The Lottery Winners played their biggest headline show to date on Thursday night at a sold-out Albert Hall in Manchester that the four-piece had eating out of the palms of their hands. Tears, singalongs and a celebration of an outsider band taking the long road to success made it one of the most heartwarming evenings we've spent at a gig in a long time. Support came from Lois and Andrew Cushin.
Lois opens proceedings after a DJ set by Clint Boon who plays between all bands tonight. The West Yorkshire vocalist has two singles to her name this year - The Way You Are and Twist In The Wind - and takes time between songs to explain the meanings behind them, whether it being forced to grow up quickly in a misogynistic world or losing someone close to her, and it's clear that her music, and dancing round the big stage, is a cathartic process for her, joy and release from the darkness. With a band that delivers an eighties sounding feel to these songs her vocals fill the room impressively for someone with such a small body of recorded work behind her and The Lottery Winners crowd are very appreciative of her half-hour set.
Andrew Cushin follows and he's certainly not lacking in confidence or overawed by the size of the room and crowd. His love of Noel Gallagher, who he's had the fortune to work with on Where's My Family Gone that finishes the set, is very evident, but he stamps his own personality across a set of anthemic songs that make it easy to connect with them. Guitars are turned up in the mix and his vocal, confident and strident, emerges dead centre on the likes of recent single You're Free.

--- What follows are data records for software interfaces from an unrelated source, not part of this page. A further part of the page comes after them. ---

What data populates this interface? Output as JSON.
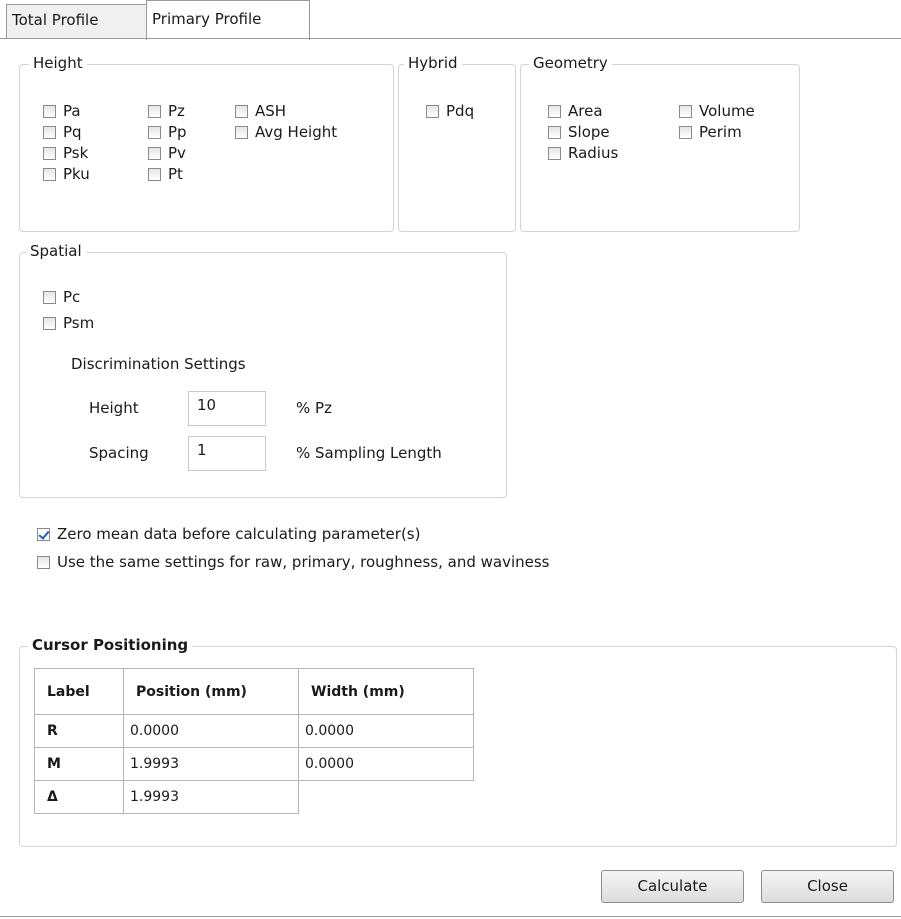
{
  "tabs": [
    {
      "label": "Total Profile",
      "active": false
    },
    {
      "label": "Primary Profile",
      "active": true
    }
  ],
  "height_group": {
    "title": "Height",
    "checkboxes": [
      {
        "label": "Pa",
        "checked": false
      },
      {
        "label": "Pq",
        "checked": false
      },
      {
        "label": "Psk",
        "checked": false
      },
      {
        "label": "Pku",
        "checked": false
      },
      {
        "label": "Pz",
        "checked": false
      },
      {
        "label": "Pp",
        "checked": false
      },
      {
        "label": "Pv",
        "checked": false
      },
      {
        "label": "Pt",
        "checked": false
      },
      {
        "label": "ASH",
        "checked": false
      },
      {
        "label": "Avg Height",
        "checked": false
      }
    ]
  },
  "hybrid_group": {
    "title": "Hybrid",
    "checkboxes": [
      {
        "label": "Pdq",
        "checked": false
      }
    ]
  },
  "geometry_group": {
    "title": "Geometry",
    "checkboxes": [
      {
        "label": "Area",
        "checked": false
      },
      {
        "label": "Slope",
        "checked": false
      },
      {
        "label": "Radius",
        "checked": false
      },
      {
        "label": "Volume",
        "checked": false
      },
      {
        "label": "Perim",
        "checked": false
      }
    ]
  },
  "spatial_group": {
    "title": "Spatial",
    "checkboxes": [
      {
        "label": "Pc",
        "checked": false
      },
      {
        "label": "Psm",
        "checked": false
      }
    ],
    "discrimination_title": "Discrimination Settings",
    "height_label": "Height",
    "height_value": "10",
    "height_unit": "% Pz",
    "spacing_label": "Spacing",
    "spacing_value": "1",
    "spacing_unit": "% Sampling Length"
  },
  "options": {
    "zero_mean": {
      "label": "Zero mean data before calculating parameter(s)",
      "checked": true
    },
    "same_settings": {
      "label": "Use the same settings for raw, primary, roughness, and waviness",
      "checked": false
    }
  },
  "cursor": {
    "title": "Cursor Positioning",
    "headers": [
      "Label",
      "Position (mm)",
      "Width (mm)"
    ],
    "rows": [
      {
        "label": "R",
        "position": "0.0000",
        "width": "0.0000"
      },
      {
        "label": "M",
        "position": "1.9993",
        "width": "0.0000"
      },
      {
        "label": "Δ",
        "position": "1.9993"
      }
    ]
  },
  "buttons": {
    "calculate": "Calculate",
    "close": "Close"
  },
  "colors": {
    "check": "#1f5fb5",
    "group_border": "#d4d4d4"
  }
}
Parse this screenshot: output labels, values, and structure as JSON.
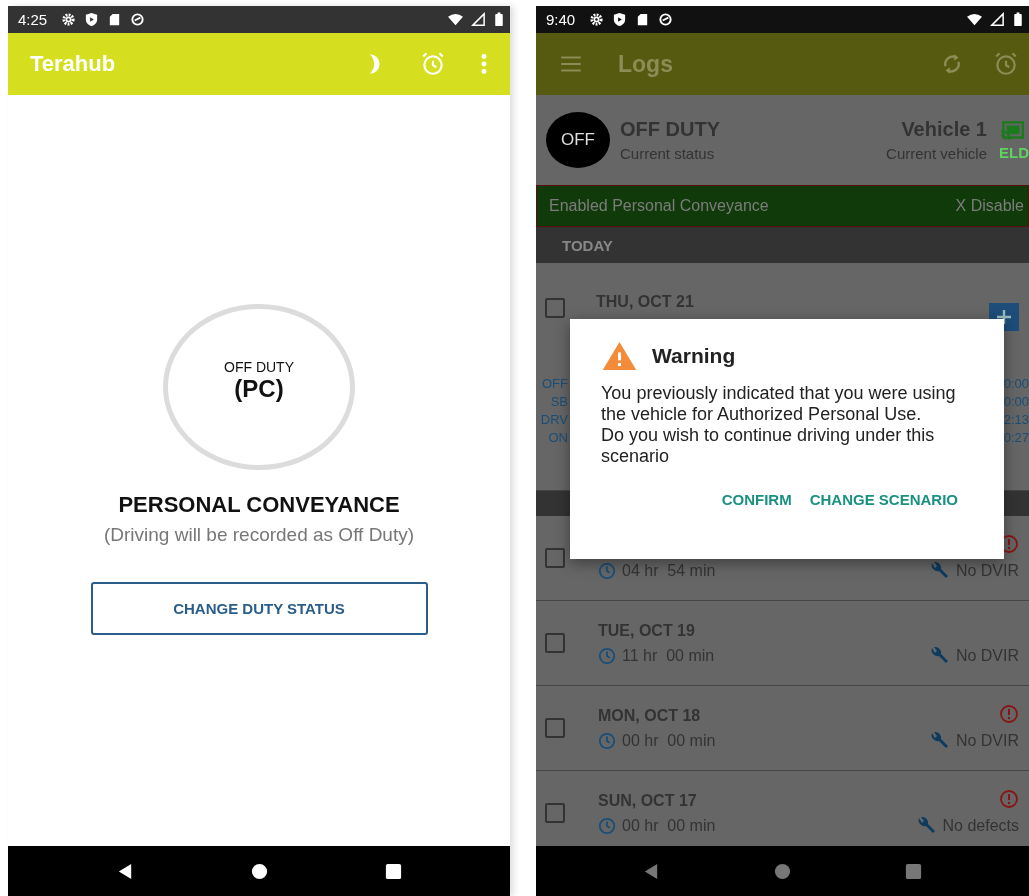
{
  "left_phone": {
    "status_bar": {
      "time": "4:25"
    },
    "app_bar": {
      "title": "Terahub"
    },
    "duty_circle": {
      "label": "OFF DUTY",
      "code": "(PC)"
    },
    "heading": "PERSONAL CONVEYANCE",
    "note": "(Driving will be recorded as Off Duty)",
    "button": "CHANGE DUTY STATUS"
  },
  "right_phone": {
    "status_bar": {
      "time": "9:40"
    },
    "app_bar": {
      "title": "Logs"
    },
    "current": {
      "badge": "OFF",
      "status": "OFF DUTY",
      "status_label": "Current status",
      "vehicle": "Vehicle 1",
      "vehicle_label": "Current vehicle",
      "eld": "ELD"
    },
    "banner": {
      "text": "Enabled Personal Conveyance",
      "action": "X Disable"
    },
    "section": "TODAY",
    "today": {
      "date": "THU, OCT 21",
      "checked": false,
      "stats": [
        {
          "label": "OFF",
          "value": "0:00"
        },
        {
          "label": "SB",
          "value": "0:00"
        },
        {
          "label": "DRV",
          "value": "2:13"
        },
        {
          "label": "ON",
          "value": "0:27"
        }
      ]
    },
    "logs": [
      {
        "duration": "04 hr  54 min",
        "dvir": "No DVIR",
        "checked": false,
        "violation": true
      },
      {
        "date": "TUE, OCT 19",
        "duration": "11 hr  00 min",
        "dvir": "No DVIR",
        "checked": false,
        "violation": false
      },
      {
        "date": "MON, OCT 18",
        "duration": "00 hr  00 min",
        "dvir": "No DVIR",
        "checked": false,
        "violation": true
      },
      {
        "date": "SUN, OCT 17",
        "duration": "00 hr  00 min",
        "dvir": "No defects",
        "checked": false,
        "violation": true
      }
    ],
    "dialog": {
      "title": "Warning",
      "message": [
        "You previously indicated that you were using the vehicle for Authorized Personal Use.",
        "Do you wish to continue driving under this scenario"
      ],
      "buttons": [
        "CONFIRM",
        "CHANGE SCENARIO"
      ]
    }
  }
}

The Albert Hall crowd love him and it wouldn't be too much of a stretch to imagine him playing rooms of this size on his own in future.
It's The Lottery Winners night though and nothing will ever take this away from them whatever they go on to next, and if Thom's repeated question / statement of intent is anything to go by it'll be the Apollo at some point next year. He's moved to tears at a number of points by the sheer overwhelming nature of the reaction of the audience. Katie is too and even Rob cracks at one point and Joe's too far back on the drums for us to tell. The sheer emotional power of a band that started in Leigh over a decade ago and looked destined for half that time to be one loved by those who stumbled across their simple emotional uplifting songs but ignored by the industry because of a perceived lack of cool making this step up and doing it with such seeming ease makes you feel that the good will out despite the barriers put up in their way. We've seen some huge names in the Albert Hall, but we've never seen such a unanimous and total outpouring of love and joy from front to back, top to bottom, than we witness tonight.
Thom's developed from a front man who wouldn't shut the fuck up to the point of turning people off their music to a genuine star when he's on stage. They've done the hard miles, supporting everyone and anyone when conventional wisdom might suggest that they should headline more of their own shows, but it's worked perfectly for them. It may have been a longer road, but there's no denying them the success they've craved and worked so hard for over the years. "This is everything I've ever dreamt of, happening now" Thom tells us at one point, almost in tears again, and the whole room's heart melts a little. They haven't forgotten those who supported them at the start too - Thom's gran is up on the balcony, living her best life, and gets a name check a couple of times, their manager Tristan is brought up in the encore and introduced to the crowd. It feels very much like a family and a community they've fostered and it's beautiful.
They've got the songs to back up their elevated status too, although that was never in doubt even in the earliest days. They start with Meaning Of Life and finish with 21 and at times Thom almost doesn't need to sing other than the first line as the audience take over. Start Again, Much Better, Little Things, Favourite Flavour and Elizabeth are gloriously uplifting and challenge you not to sing along even if you're hearing them for the first time, such is their immediacy. The songs become a release for the audience as much as they are for their creators. Katie is given her moment to sing too, her voice beautiful enough to be a lead singer in her own right, particularly on Sunshine, while, keeping to a tradition, Rob is bullied into singing a cover of Robbie Williams' Angels that shows there's (at least) three great vocalists in the band. They strip Overthink Everything down to just an acoustic guitar and Thom and Katie and it feels like a collective therapy session to a sea of lit-up phones.
They encore with a cover of Fairytale Of New York with long-term friends brought up on stage and Caravan Of Love before finishing on 21. You sense though that they never want this night to end and neither do the audience. This felt like a celebration of the outsider breaking through, unable to be ignored or put down any more and blossoming without having to compromise who or what they are. They bring people together to celebrate who they are and what they stand for and the love in the room is the most welcome antidote to all the shit that goes on in the world and reminds you of the simple healing power that music and the connections it makes can have. And it feels like they might now be unstoppable.